Speech, like many interesting, natural sounds, is a dynamic signal, i.e. its amplitude and frequency content change over time. One interesting question asked by Elliott & Theunissen is whether speech has "characteristic" time varying amplitude and frequency distributions. Do the "temporal and spectral modulations" of speech have to follow within certain parameter ranges for speech to be comprehensible or recognizable? What temporal and spectral modulations does speech normally exhibit? And are there particular modulations that are "necessary" to make speech identifiable or comprehensible?
Elliot and Theunissen addressed this question by calculating the "modulation spectra" of speech as shown here:
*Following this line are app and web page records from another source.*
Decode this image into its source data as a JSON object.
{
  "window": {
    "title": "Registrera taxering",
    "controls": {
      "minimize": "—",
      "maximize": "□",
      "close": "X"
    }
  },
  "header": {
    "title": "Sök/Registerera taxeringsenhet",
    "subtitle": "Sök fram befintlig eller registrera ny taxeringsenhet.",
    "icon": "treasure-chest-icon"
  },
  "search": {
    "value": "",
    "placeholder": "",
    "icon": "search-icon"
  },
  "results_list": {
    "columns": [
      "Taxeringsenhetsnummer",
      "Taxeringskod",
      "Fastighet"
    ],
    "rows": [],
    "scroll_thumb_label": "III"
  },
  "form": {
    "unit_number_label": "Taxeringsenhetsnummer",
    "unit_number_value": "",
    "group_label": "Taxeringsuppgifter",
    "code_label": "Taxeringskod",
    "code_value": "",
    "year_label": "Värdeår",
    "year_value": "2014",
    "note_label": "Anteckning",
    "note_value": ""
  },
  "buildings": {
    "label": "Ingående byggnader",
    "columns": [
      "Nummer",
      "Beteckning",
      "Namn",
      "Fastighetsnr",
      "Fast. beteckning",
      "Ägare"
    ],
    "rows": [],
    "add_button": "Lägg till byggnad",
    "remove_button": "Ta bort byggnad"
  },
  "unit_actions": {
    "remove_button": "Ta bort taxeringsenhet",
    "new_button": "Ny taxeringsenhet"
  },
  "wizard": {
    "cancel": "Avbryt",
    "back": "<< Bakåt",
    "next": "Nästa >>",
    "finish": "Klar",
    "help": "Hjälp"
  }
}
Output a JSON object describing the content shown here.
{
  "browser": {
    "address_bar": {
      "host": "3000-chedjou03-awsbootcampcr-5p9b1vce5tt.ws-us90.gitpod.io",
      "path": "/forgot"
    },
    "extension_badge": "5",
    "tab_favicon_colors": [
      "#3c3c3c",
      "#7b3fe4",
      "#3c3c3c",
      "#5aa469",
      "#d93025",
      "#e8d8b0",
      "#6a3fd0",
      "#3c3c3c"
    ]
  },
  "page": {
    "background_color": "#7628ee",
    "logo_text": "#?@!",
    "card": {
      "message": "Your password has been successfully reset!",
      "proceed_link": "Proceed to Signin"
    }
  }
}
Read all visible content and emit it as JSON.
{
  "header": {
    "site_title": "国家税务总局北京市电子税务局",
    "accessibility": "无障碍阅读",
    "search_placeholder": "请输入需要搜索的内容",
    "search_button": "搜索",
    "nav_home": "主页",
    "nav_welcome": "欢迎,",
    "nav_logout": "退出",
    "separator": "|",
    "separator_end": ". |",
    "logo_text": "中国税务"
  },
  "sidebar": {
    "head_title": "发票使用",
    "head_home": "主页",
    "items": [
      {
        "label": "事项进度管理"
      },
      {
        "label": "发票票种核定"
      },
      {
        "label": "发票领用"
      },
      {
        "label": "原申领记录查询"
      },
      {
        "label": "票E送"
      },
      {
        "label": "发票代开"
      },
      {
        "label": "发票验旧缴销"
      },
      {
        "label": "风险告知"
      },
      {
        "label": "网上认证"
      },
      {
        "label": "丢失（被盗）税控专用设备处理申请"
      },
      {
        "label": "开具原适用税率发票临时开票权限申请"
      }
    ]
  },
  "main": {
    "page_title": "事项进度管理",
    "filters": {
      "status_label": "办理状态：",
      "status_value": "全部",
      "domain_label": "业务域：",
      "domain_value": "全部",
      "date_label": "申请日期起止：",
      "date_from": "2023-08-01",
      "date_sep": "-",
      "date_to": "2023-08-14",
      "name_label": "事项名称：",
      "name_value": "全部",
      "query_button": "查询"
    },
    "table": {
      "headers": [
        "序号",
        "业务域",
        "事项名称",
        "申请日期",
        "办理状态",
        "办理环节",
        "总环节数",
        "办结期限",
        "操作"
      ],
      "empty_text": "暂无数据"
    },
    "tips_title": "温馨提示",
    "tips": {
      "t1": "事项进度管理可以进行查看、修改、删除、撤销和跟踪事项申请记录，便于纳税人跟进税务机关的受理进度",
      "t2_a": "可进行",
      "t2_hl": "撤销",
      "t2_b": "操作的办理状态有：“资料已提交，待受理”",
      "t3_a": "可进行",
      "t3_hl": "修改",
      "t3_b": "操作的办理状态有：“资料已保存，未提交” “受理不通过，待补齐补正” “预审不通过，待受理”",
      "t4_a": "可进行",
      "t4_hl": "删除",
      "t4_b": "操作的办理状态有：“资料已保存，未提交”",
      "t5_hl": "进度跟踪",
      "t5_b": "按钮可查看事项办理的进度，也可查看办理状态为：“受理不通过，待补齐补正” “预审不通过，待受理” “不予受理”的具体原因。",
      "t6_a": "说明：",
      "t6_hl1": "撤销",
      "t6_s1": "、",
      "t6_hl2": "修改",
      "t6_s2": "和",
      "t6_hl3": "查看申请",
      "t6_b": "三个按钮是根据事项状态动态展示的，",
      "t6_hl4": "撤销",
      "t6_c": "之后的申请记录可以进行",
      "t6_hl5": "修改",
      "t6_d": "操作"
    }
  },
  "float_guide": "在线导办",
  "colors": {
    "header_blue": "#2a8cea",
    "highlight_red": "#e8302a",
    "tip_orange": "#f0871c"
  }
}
Such modulation spectra are "inveritble", meaning that (provided you are skilled at digital signal processing) you can go from the modulation spectrum back to the original sound, possibly after removing certain ranges of modulation from the original signal, and you can then ask whether the speech sounds remain comprehensible if particular modulations are removed.
Here some examples. First an original speech sound:
Now the same speech sample with all temporal and spectral modulations filtered out except for the "core" region with spectral modulations of less than 4 cycles/kHz and temporal modulations between 1 and 7 Hz. The sample remains comprehensible but sounds very artificial.
An interesting result from this decomposition into spectral and temporal modulations is that the "meaning" of speech sample "lives in a different part of modulation space" from voice pitch or speaker identity.
Consider this example where all temporal modulations are preserved, but all only spectral modulations below 0.5 cycles / kHz are preserved. This preserves speech formants, so the speech remains comprehensible, but pitch information is mostly lost and we can no longer tell whether it is a male or female speaker:
And compare this against a sample where all temporal modulations faster than 3 Hz are filtered out. Now we are missing the time structure important for carrying meaning in speech, but we can still easily identify the voice pitch and gender of the speaker: